Block on Trump's Asylum Ban Upheld by Supreme Court
New Orleans drivers lost their due process challenge to the city’s red light camera policy last week, reports The Times-Picayune.
The plaintiffs sued to challenge New Orleans’ Automated Traffic Enforcement System Ordinance, which permits the city to use automated cameras to detect speeding violations and cars entering an intersection against a red light. A district court concluded that the ordinance affords constitutionally-adequate due process, and the Fifth Circuit Court of Appeals agreed.
New Orleans engaged American Traffic Solutions (ATS), a private contractor, to install and maintain the cameras traffic cameras in the Crescent City. ATS staff view the footage and forward potential violations to the New Orleans Police Department, where officers then decide whether to issue a citation to the vehicle's owner.
When police decide to cite a vehicle owner, the owner receives a notice detailing the amount of the fine, as well as the date, time, and location of the violation. The notice also includes images from the video recording of the violation, and a website address where the full video can be viewed.
The notice explains procedures for contesting the fine, and procedures for payment by mail, telephone, or through the website. The owner may contest the violation by appearing before an administrative officer on or before a hearing date stated in the notice.
An administrative officer employed by the city presides at the hearing, where the vehicle owner may "respond and present evidence on all issues of fact involved and argument on all issues of law involved." The owner can filed for judicial review of an adverse decision in the Orleans Parish Civil District Court within 30 days.
The Fifth Circuit concluded that the ordinance does not subject plaintiffs to the "risk of an erroneous deprivation" of due process. Though the plaintiffs claimed that the hearing officers who preside over traffic camera challenges are not neutral, the Fifth Circuit noted a presiding official's being an employee of the municipal executive does not alone offend due process

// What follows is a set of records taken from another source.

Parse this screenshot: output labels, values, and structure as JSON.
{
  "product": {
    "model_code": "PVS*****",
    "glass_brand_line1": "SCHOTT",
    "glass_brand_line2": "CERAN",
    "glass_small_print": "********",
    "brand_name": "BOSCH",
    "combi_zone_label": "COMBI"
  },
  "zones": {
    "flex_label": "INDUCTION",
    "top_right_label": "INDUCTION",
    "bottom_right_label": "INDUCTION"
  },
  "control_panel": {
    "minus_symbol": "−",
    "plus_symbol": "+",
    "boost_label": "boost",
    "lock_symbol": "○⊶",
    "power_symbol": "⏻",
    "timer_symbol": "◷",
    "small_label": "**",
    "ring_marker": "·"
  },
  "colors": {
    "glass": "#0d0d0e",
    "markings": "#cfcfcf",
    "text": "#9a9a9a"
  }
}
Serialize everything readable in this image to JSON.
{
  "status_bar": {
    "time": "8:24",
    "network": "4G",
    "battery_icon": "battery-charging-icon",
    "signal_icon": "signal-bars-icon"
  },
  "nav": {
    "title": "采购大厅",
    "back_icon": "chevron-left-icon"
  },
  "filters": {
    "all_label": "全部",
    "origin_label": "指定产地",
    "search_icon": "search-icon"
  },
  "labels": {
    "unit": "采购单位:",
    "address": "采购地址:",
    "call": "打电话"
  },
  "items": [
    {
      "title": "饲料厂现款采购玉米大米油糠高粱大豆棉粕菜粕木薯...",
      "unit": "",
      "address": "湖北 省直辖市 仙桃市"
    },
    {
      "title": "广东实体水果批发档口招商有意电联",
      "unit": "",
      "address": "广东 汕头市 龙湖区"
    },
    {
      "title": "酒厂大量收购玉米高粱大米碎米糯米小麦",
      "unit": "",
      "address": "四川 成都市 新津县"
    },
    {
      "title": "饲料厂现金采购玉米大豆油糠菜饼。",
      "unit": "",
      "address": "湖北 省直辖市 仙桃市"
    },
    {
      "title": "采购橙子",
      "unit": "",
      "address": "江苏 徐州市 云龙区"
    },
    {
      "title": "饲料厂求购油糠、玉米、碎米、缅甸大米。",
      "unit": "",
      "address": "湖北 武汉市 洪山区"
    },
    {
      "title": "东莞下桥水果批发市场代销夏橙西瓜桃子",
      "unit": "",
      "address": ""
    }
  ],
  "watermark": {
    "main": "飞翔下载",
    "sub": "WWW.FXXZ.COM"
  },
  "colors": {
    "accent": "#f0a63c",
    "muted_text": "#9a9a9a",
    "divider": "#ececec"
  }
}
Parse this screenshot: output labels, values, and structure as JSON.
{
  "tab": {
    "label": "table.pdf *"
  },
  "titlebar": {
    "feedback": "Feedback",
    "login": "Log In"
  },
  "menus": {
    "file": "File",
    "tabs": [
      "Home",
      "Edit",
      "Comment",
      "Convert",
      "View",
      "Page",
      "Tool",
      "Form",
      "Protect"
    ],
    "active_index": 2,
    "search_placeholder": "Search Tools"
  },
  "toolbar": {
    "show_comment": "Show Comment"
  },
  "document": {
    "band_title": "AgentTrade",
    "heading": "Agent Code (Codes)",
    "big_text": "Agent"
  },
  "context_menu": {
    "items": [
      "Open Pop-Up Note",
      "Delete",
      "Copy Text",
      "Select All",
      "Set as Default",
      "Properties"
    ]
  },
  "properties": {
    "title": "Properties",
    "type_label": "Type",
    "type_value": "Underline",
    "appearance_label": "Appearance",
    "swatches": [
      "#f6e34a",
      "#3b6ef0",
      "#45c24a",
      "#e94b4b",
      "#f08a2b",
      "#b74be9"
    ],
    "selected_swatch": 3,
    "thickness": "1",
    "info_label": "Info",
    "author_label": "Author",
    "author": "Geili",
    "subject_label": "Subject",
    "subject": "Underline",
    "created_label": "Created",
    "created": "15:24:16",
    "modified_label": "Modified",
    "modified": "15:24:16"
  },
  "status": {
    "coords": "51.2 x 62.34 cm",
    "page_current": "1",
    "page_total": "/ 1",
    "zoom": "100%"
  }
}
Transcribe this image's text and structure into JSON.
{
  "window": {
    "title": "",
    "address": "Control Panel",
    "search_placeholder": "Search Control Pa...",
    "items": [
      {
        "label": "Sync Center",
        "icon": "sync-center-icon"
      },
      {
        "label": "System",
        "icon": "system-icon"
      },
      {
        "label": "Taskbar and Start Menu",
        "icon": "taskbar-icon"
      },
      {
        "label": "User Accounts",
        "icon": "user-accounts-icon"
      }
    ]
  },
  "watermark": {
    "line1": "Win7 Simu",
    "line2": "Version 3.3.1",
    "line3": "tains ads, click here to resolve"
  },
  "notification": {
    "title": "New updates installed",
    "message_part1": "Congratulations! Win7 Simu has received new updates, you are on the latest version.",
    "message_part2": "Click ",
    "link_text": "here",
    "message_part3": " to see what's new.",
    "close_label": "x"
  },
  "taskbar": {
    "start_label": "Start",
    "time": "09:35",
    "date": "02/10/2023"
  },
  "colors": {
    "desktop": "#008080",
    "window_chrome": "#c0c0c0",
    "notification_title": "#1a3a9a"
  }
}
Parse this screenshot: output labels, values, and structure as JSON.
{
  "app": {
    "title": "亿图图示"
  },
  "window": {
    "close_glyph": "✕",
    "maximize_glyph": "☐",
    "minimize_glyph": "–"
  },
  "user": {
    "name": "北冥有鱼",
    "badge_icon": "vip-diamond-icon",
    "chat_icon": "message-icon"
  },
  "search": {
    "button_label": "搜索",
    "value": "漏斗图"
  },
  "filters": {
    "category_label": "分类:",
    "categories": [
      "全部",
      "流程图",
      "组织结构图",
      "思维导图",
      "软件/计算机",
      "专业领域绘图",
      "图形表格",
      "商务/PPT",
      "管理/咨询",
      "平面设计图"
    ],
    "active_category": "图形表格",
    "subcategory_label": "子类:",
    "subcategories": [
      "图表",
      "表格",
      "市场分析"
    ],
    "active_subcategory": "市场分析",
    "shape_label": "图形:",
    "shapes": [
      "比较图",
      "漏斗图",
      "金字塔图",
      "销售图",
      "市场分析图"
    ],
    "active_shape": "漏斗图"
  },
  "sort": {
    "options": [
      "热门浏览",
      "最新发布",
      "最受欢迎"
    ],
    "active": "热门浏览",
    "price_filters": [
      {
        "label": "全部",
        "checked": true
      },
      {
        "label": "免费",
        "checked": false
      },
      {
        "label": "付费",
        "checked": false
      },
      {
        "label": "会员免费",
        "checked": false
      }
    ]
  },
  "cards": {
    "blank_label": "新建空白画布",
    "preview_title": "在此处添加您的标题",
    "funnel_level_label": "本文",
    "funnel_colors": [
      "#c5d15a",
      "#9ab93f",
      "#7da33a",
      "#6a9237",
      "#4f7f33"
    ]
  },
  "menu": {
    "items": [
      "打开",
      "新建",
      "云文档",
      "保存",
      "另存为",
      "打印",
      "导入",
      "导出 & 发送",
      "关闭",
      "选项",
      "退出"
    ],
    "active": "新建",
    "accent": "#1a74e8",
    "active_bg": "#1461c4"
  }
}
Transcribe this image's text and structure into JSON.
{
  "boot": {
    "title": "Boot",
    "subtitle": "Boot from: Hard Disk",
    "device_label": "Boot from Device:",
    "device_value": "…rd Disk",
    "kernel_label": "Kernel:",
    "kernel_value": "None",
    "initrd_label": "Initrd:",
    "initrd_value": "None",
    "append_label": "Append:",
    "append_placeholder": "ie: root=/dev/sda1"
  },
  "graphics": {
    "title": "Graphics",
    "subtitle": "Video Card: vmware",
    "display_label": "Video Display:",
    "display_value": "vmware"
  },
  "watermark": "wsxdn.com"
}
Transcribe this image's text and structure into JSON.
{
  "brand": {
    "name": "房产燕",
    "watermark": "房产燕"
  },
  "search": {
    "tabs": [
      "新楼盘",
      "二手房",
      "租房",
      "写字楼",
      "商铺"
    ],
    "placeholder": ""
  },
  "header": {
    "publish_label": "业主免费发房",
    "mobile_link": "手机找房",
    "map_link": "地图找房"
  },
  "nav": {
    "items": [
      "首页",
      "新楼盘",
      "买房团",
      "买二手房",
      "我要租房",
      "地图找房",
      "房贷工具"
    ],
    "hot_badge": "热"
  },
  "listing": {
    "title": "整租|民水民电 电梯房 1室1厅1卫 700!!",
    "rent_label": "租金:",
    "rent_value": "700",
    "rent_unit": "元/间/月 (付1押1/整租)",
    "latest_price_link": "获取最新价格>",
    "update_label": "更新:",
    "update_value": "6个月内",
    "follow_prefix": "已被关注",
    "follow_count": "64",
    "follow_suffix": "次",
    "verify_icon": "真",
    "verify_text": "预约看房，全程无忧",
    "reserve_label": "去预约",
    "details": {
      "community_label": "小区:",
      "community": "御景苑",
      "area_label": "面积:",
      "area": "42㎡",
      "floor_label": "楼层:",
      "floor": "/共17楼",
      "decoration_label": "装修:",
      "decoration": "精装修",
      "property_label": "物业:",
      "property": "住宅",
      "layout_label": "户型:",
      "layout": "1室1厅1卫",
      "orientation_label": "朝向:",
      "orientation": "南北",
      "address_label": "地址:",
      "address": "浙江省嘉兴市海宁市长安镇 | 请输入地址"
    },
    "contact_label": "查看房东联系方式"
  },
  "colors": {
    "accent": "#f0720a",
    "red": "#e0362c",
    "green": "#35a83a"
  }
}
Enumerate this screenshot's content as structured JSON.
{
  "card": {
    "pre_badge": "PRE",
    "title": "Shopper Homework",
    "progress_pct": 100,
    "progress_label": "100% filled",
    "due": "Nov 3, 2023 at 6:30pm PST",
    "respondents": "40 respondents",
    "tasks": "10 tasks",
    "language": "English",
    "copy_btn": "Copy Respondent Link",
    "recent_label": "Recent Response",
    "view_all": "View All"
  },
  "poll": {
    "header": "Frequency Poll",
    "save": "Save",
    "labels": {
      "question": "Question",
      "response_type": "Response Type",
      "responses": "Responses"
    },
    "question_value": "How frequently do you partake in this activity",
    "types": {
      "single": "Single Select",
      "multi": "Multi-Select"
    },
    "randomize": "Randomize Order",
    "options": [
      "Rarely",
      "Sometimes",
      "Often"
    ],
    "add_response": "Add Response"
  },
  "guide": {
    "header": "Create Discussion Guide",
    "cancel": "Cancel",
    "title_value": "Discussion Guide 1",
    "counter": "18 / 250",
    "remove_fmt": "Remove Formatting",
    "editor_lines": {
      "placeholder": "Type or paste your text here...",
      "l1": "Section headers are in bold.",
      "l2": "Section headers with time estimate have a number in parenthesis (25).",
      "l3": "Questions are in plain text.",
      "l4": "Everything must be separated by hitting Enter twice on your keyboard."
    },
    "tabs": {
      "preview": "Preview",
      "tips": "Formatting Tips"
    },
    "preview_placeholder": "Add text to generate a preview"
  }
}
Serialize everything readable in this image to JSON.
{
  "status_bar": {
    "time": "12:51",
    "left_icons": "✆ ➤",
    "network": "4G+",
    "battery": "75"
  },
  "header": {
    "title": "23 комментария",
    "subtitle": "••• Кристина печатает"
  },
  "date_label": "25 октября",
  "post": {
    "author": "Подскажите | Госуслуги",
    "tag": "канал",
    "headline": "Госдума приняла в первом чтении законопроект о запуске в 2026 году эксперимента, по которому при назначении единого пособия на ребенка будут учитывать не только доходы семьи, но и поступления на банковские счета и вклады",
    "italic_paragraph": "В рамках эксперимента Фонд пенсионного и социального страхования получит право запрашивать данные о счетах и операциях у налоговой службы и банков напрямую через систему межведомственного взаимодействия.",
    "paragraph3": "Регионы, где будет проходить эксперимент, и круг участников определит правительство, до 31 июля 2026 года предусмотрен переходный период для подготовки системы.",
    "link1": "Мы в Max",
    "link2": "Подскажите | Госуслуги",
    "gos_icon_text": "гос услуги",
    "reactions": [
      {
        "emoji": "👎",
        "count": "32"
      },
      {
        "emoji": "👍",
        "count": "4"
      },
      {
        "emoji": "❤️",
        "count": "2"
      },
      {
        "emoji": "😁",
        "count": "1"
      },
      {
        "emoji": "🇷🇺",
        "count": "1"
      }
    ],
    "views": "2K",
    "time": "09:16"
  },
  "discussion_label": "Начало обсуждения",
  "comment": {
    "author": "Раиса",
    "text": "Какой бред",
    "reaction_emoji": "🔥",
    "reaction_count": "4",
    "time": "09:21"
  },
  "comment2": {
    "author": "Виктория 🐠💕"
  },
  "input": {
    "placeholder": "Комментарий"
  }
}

The Fifth Circuit similarly rejected the due process claim, finding that the New Orleans ordinance afforded constitutionally adequate process.
If your client wants to challenge the New Orleans red light cameras in court, consider attacking the ordinance's distribution of burdens of proof and the potential liability for allowing another person to drive one's vehicle; the Fifth Circuit Court of Appeals explicitly stated that it had not considered those elements of the law in the plaintiffs due process claim, reports TheNewspaper.com.